--- WORK TO BE COMPLETED ---
Search the records for "تاریخ" and copy each line that holds it.

--- Component data from apps and pages ---
************

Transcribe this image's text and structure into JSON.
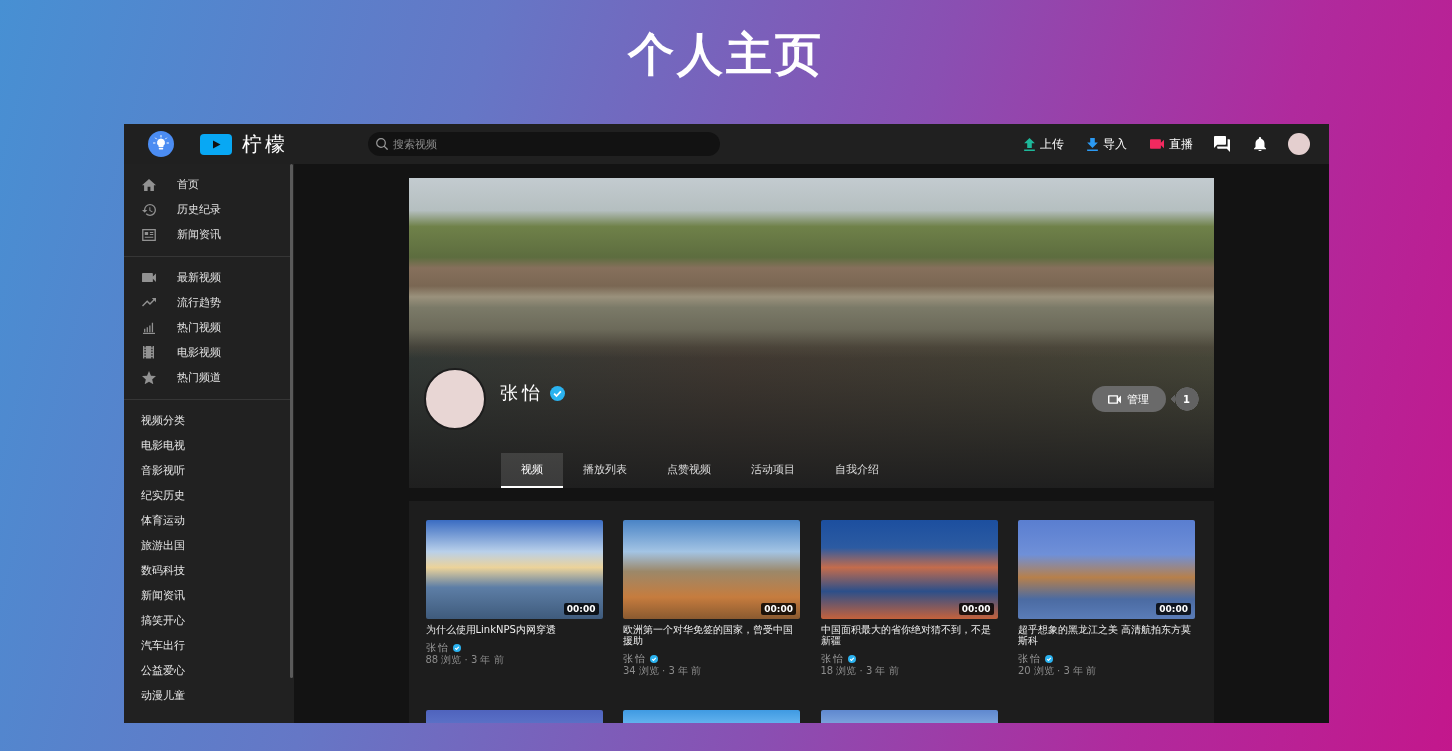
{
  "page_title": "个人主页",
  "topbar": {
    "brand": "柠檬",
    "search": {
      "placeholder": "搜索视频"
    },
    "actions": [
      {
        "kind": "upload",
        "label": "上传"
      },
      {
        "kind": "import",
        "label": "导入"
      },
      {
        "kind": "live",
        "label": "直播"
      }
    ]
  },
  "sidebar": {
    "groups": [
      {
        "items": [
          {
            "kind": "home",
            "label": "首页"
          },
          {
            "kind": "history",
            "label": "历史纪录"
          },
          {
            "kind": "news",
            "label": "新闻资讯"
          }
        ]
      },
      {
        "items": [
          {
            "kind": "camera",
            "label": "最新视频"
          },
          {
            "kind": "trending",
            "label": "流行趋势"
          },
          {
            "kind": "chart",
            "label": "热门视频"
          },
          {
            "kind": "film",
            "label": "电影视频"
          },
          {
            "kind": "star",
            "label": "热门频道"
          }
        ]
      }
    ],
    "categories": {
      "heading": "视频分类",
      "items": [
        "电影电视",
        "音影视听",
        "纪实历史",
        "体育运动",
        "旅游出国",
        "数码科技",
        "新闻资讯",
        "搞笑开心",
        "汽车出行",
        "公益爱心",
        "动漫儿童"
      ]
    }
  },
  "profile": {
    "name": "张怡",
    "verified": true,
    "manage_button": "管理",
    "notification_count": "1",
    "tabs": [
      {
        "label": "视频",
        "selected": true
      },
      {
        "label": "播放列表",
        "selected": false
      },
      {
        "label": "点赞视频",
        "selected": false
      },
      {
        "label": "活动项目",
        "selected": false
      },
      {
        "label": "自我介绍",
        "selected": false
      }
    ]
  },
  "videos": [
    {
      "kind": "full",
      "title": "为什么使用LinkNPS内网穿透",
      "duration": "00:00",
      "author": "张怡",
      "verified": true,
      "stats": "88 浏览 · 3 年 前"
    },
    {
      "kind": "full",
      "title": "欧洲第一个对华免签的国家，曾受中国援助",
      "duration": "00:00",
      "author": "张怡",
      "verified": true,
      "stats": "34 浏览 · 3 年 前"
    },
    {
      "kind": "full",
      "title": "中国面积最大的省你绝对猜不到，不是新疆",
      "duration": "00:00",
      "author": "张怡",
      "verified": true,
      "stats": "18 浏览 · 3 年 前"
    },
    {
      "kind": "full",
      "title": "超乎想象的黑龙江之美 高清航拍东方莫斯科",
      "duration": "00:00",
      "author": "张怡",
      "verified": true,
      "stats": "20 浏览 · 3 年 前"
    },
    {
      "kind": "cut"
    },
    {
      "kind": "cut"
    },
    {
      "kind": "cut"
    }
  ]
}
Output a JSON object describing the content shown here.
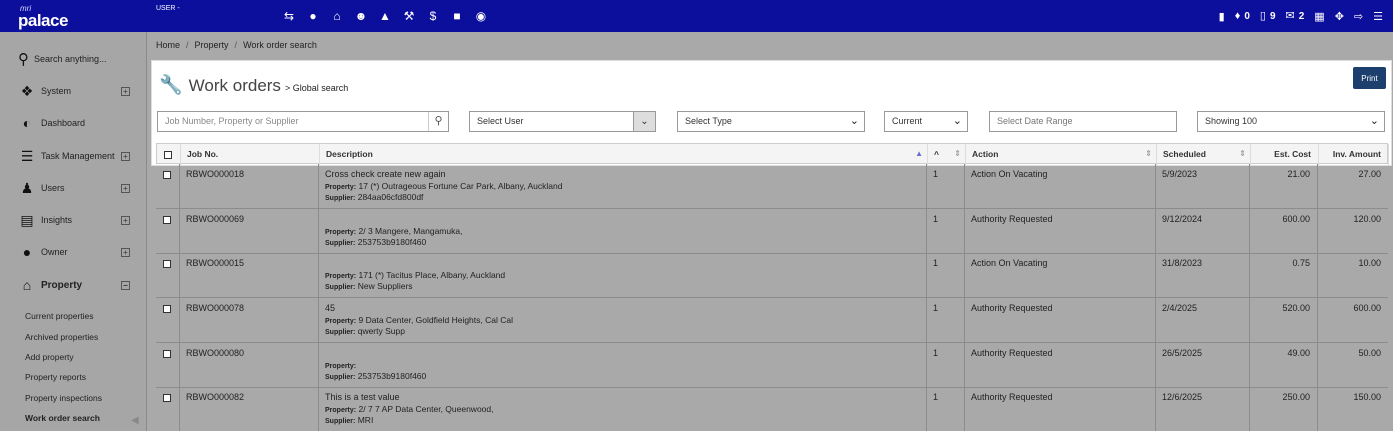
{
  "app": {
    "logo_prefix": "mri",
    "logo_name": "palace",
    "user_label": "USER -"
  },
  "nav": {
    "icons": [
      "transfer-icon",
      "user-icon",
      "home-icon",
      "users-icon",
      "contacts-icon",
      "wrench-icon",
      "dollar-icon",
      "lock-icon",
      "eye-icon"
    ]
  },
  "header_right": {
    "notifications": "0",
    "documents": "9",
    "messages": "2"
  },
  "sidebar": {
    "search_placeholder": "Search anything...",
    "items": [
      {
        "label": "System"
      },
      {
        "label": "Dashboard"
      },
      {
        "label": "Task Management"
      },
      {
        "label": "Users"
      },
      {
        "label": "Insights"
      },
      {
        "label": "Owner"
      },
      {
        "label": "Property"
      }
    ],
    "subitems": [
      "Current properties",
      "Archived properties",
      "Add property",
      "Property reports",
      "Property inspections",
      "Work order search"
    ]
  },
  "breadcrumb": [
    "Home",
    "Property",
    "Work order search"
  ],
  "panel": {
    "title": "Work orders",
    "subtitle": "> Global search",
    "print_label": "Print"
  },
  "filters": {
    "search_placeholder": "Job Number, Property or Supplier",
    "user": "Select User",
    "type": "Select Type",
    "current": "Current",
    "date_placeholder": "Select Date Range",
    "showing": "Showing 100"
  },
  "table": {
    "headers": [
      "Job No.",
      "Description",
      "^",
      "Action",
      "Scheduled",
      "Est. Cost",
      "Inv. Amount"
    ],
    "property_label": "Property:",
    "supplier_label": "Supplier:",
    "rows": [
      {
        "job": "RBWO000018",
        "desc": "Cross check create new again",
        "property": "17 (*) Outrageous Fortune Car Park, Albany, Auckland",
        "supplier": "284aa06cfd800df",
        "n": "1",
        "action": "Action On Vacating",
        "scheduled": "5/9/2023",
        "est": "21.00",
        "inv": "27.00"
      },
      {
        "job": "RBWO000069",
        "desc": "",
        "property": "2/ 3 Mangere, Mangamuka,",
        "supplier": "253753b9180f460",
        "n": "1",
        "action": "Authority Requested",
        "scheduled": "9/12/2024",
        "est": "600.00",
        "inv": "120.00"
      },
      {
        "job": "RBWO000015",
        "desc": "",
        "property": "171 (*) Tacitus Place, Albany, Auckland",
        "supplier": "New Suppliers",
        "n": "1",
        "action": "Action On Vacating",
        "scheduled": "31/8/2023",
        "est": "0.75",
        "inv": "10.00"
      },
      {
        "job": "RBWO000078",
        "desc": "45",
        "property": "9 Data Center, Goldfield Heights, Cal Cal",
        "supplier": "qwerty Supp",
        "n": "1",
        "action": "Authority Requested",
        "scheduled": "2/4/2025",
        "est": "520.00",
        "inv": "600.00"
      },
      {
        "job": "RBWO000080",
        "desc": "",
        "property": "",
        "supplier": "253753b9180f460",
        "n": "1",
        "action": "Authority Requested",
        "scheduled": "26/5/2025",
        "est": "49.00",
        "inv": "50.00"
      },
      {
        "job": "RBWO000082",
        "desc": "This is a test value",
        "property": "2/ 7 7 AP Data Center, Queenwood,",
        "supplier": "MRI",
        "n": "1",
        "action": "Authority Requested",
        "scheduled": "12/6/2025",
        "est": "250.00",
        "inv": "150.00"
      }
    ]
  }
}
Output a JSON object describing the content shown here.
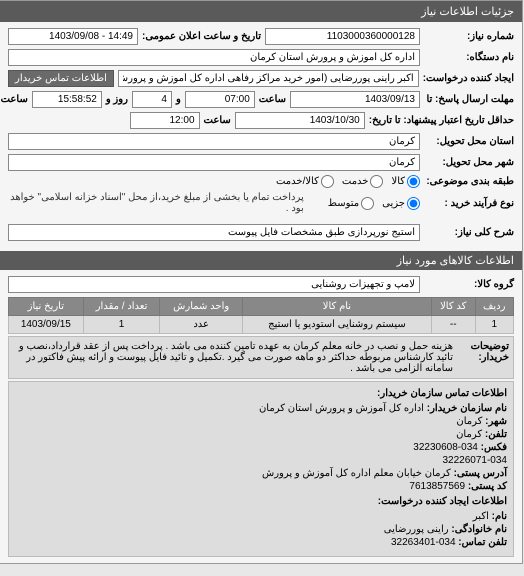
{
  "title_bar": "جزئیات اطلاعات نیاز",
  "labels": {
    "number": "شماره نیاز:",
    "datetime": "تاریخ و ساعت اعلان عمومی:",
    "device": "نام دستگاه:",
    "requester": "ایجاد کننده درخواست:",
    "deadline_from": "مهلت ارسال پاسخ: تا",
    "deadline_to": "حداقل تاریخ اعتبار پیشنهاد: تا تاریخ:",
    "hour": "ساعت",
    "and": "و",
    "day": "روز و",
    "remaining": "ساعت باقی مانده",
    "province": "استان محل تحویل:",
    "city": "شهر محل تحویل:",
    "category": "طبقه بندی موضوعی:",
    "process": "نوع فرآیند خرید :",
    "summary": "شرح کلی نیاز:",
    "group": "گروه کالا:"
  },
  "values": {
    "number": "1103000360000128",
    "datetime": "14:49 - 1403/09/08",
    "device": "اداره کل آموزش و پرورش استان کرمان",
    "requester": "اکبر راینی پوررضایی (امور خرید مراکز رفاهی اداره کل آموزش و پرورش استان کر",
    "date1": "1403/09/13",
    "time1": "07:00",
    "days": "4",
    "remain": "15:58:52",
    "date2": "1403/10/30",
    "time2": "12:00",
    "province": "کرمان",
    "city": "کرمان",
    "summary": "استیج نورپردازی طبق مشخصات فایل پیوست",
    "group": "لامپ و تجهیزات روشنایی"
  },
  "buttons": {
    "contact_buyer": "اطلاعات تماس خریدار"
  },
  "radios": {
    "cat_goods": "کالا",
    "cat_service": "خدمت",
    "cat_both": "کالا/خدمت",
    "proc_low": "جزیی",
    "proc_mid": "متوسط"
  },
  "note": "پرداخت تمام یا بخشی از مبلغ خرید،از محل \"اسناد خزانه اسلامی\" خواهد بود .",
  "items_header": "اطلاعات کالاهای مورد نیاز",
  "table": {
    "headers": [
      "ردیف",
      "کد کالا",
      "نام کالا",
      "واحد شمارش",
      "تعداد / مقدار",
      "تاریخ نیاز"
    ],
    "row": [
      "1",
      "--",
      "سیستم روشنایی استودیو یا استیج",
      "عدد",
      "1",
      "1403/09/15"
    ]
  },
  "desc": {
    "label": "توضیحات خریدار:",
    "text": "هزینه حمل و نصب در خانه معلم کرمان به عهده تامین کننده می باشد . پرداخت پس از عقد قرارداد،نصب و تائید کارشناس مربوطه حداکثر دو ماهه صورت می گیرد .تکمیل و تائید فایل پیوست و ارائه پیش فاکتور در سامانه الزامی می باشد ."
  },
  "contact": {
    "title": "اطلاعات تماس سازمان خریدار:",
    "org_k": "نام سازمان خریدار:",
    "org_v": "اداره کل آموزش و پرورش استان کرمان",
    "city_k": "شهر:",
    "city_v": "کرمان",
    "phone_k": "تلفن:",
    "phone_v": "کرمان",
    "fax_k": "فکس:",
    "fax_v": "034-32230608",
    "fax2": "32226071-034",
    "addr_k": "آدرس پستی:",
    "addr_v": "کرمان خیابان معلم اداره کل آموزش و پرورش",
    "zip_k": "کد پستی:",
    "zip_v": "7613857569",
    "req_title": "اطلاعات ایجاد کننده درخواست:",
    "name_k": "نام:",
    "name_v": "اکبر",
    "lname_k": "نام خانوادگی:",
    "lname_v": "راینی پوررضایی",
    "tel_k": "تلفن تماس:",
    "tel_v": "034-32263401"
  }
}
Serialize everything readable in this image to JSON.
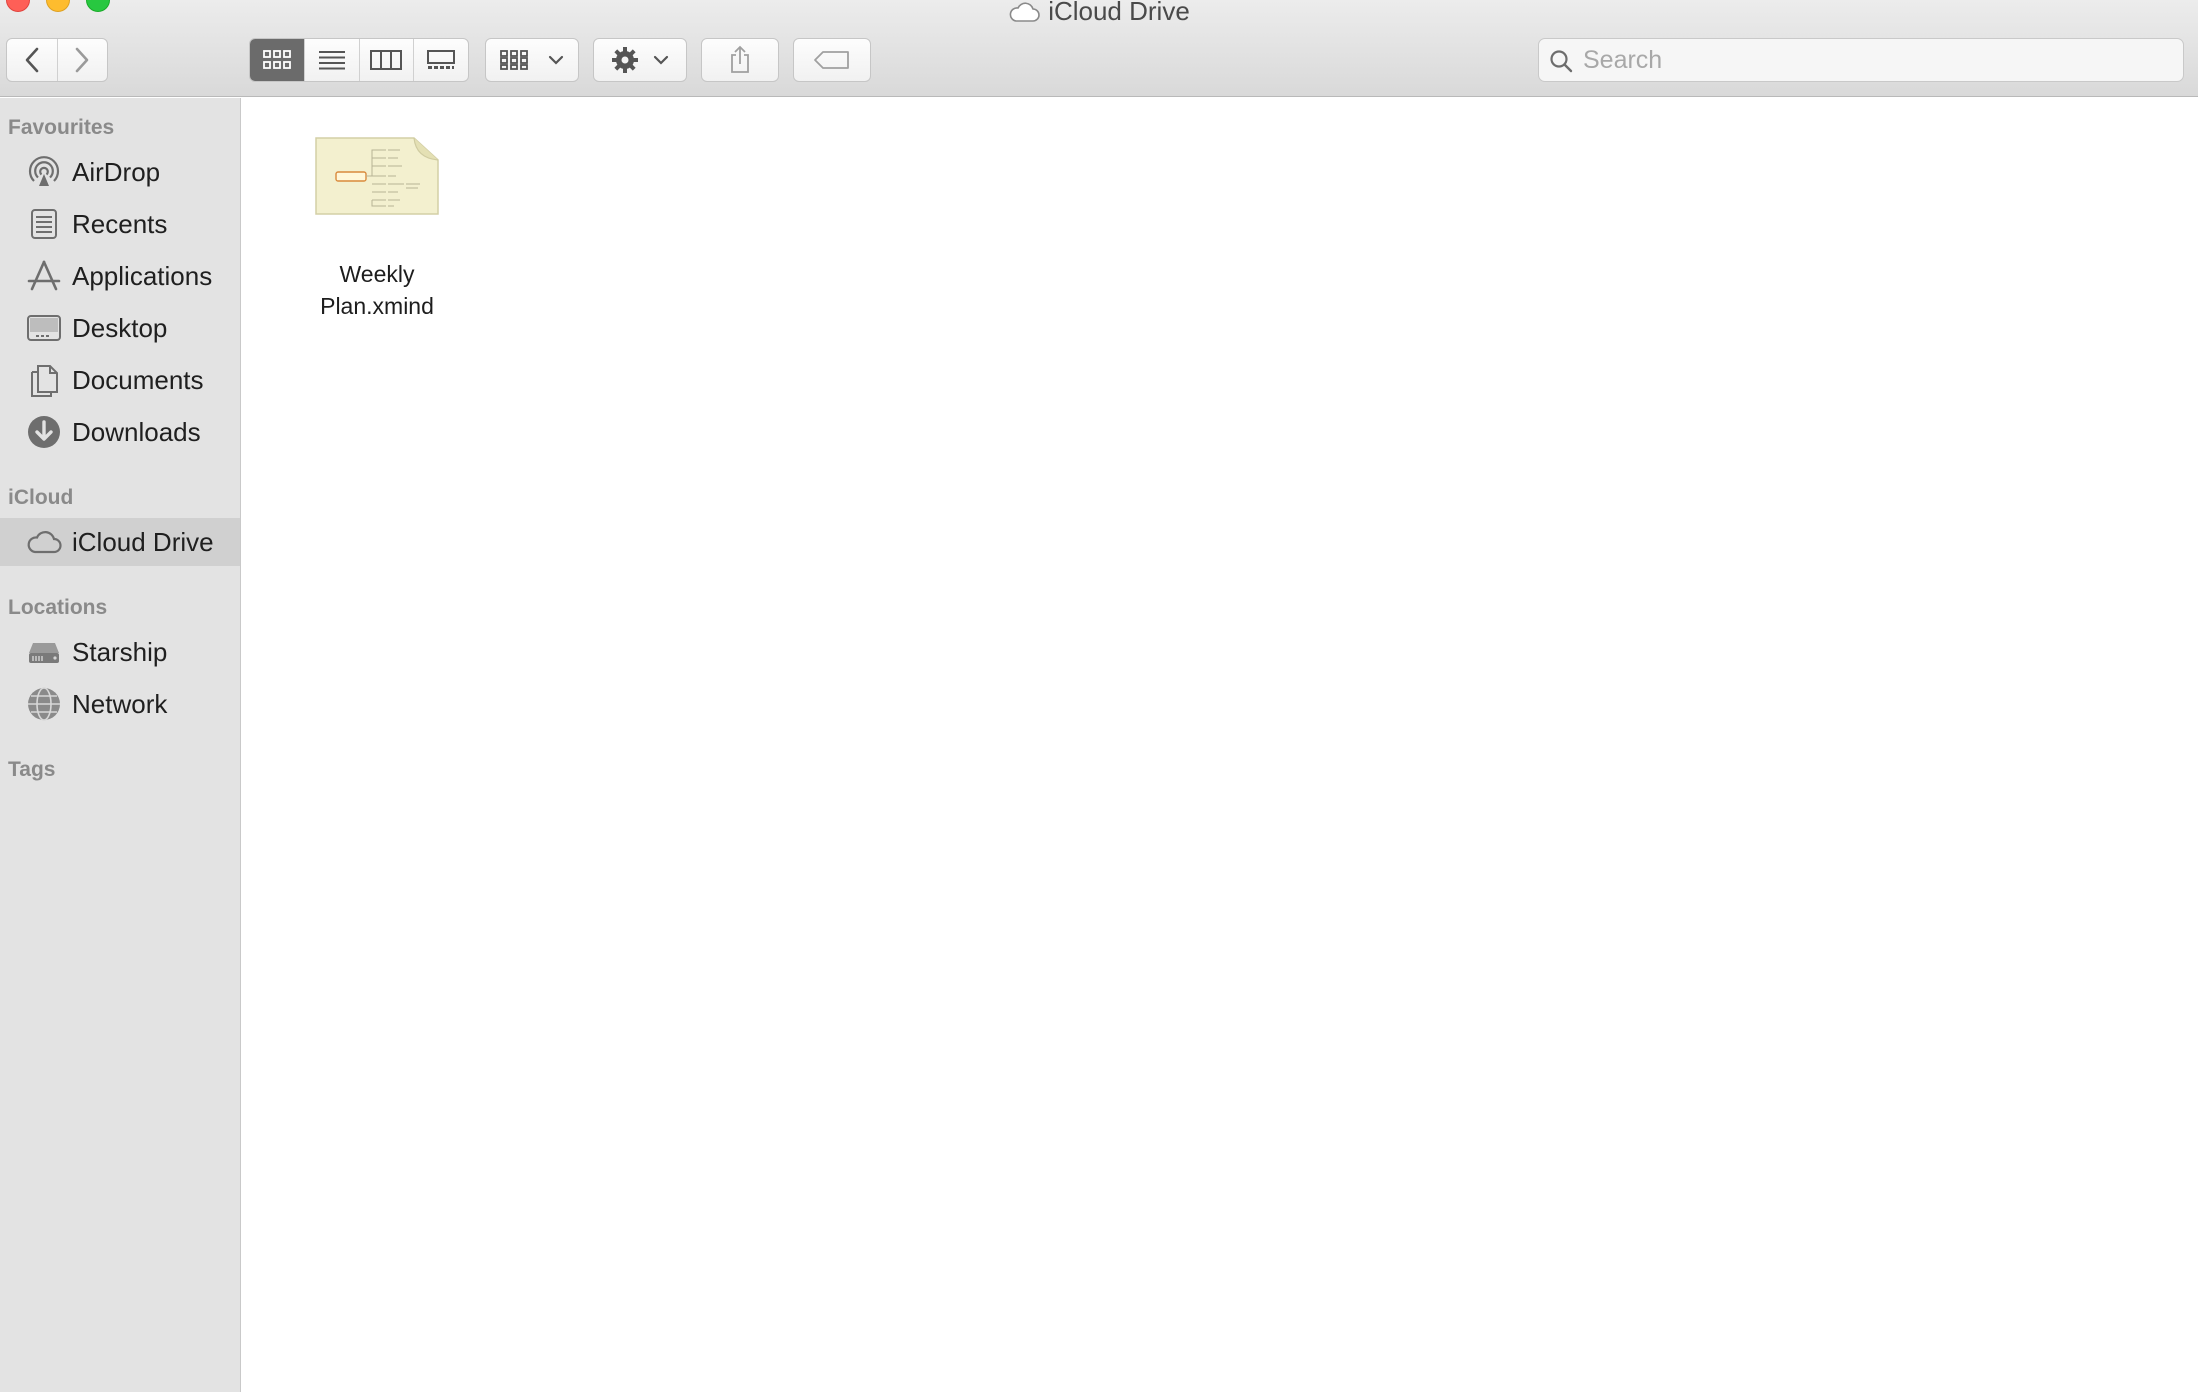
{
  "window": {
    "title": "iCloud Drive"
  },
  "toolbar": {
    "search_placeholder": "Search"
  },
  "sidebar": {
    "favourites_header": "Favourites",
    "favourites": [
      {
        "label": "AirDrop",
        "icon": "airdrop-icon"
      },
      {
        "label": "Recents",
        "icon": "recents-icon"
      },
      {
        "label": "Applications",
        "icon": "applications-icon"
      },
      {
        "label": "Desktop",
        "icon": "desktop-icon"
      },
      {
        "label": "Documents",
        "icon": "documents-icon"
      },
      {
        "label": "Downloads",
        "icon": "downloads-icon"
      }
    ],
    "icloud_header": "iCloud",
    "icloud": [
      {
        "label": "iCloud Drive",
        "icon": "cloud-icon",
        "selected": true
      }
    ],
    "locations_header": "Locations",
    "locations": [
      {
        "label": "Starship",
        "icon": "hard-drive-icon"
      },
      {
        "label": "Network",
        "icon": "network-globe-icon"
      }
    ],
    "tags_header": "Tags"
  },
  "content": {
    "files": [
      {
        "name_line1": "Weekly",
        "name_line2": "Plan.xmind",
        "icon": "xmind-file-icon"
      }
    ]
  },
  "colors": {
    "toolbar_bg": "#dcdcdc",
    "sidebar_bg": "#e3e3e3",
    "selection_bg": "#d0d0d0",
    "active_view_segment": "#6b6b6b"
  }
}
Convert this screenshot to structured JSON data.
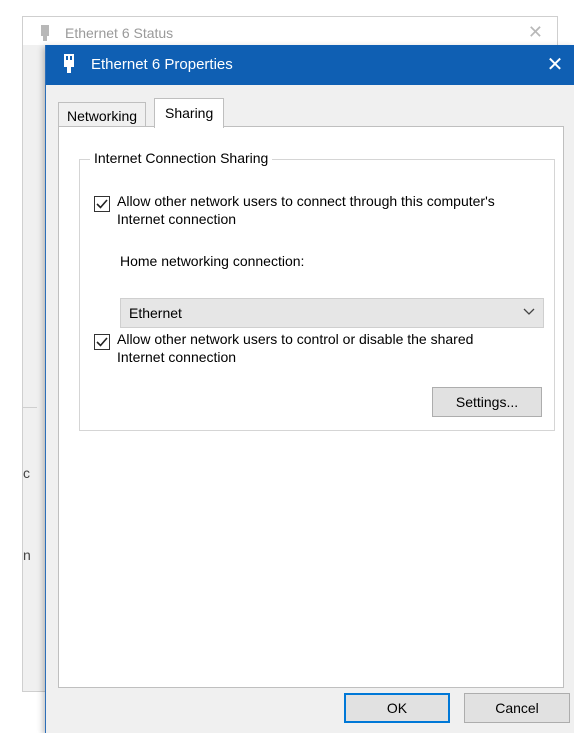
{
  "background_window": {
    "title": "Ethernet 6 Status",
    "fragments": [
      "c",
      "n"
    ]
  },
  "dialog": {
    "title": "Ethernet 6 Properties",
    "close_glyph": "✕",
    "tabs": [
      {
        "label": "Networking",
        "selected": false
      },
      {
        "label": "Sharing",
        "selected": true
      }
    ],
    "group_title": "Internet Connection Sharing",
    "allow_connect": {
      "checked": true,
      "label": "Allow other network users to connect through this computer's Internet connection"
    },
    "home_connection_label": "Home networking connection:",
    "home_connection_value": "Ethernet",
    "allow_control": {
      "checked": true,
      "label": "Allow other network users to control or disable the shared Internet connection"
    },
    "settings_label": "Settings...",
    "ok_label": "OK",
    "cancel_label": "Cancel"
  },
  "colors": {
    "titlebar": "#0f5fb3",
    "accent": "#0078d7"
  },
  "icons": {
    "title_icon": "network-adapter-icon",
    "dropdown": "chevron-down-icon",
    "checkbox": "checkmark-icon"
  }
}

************

--- RESULT BELOW ---
    "datetime": "تاریخ و ساعت اعلان عمومی:",
    "deadline_to": "حداقل تاریخ اعتبار پیشنهاد: تا تاریخ:",
      "تاریخ نیاز"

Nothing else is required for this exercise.